**Task to carry out**
Only lines holding the string "color" are wanted; copy each one from the material.

____________________

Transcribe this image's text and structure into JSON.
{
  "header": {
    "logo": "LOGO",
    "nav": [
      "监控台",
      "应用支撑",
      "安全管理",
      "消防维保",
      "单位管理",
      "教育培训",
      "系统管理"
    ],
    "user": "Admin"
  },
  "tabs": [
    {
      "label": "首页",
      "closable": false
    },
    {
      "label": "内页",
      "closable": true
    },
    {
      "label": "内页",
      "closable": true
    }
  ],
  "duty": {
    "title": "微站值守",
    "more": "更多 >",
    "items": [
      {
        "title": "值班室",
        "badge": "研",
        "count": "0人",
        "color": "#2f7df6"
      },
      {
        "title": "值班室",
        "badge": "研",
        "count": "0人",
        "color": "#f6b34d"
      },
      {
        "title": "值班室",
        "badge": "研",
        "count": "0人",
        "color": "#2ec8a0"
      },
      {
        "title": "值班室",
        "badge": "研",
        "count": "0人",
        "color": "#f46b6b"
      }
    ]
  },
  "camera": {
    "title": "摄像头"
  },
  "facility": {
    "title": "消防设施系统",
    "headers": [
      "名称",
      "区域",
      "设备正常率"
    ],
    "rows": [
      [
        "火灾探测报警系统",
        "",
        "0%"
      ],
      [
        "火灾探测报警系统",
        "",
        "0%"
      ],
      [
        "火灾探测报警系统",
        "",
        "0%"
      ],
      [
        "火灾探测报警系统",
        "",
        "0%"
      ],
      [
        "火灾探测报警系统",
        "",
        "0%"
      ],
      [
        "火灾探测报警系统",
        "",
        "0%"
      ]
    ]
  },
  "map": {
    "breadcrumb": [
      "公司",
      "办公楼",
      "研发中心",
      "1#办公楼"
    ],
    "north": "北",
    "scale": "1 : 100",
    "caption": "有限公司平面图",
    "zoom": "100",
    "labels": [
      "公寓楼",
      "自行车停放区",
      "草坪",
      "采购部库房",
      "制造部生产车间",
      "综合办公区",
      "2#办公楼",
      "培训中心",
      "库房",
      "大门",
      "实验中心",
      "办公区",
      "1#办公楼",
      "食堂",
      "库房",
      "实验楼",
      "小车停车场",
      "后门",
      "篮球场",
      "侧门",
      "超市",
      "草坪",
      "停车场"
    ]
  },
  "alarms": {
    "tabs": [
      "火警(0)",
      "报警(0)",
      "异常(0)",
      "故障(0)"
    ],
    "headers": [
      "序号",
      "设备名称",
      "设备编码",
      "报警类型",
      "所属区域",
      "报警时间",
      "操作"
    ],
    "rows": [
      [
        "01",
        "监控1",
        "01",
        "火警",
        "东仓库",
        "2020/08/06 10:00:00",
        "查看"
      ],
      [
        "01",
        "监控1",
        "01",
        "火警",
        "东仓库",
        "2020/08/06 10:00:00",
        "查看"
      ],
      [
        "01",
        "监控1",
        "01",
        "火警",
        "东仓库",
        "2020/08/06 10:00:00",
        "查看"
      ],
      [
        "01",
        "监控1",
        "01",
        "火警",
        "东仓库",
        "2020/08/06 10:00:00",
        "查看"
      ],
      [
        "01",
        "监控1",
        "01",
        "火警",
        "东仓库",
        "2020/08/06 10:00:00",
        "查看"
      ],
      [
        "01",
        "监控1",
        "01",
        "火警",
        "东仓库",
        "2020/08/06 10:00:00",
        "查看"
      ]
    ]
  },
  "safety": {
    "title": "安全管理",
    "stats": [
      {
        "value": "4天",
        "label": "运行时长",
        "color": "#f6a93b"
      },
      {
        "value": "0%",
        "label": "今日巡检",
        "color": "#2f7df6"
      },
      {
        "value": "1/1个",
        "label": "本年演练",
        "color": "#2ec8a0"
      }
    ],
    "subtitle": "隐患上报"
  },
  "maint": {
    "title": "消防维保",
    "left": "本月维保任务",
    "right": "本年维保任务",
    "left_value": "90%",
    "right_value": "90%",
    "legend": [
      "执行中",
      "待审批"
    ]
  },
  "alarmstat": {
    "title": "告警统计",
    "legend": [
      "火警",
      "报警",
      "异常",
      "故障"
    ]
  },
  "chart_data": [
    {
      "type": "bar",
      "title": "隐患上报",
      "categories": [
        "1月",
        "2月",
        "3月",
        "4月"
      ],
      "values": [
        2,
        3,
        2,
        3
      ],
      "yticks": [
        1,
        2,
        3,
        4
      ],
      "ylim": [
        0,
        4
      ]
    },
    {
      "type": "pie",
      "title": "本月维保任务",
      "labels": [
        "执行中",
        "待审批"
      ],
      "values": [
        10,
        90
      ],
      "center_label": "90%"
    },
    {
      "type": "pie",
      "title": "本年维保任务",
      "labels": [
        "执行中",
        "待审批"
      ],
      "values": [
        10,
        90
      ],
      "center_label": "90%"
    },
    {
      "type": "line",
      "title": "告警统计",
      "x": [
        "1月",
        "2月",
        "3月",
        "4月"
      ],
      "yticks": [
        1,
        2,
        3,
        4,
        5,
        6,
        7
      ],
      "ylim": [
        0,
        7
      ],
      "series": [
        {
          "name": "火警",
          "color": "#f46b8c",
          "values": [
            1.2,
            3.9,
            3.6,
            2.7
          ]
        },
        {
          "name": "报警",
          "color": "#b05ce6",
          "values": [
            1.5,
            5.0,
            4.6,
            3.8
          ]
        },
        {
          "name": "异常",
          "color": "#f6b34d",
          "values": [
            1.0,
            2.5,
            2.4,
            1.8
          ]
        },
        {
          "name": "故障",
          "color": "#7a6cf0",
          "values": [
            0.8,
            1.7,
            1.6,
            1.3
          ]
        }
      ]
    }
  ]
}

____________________

**Output for this task**
        "color": "#2f7df6"
        "color": "#f6b34d"
        "color": "#2ec8a0"
        "color": "#f46b6b"
        "color": "#f6a93b"
        "color": "#2f7df6"
        "color": "#2ec8a0"
          "color": "#f46b8c",
          "color": "#b05ce6",
          "color": "#f6b34d",
          "color": "#7a6cf0",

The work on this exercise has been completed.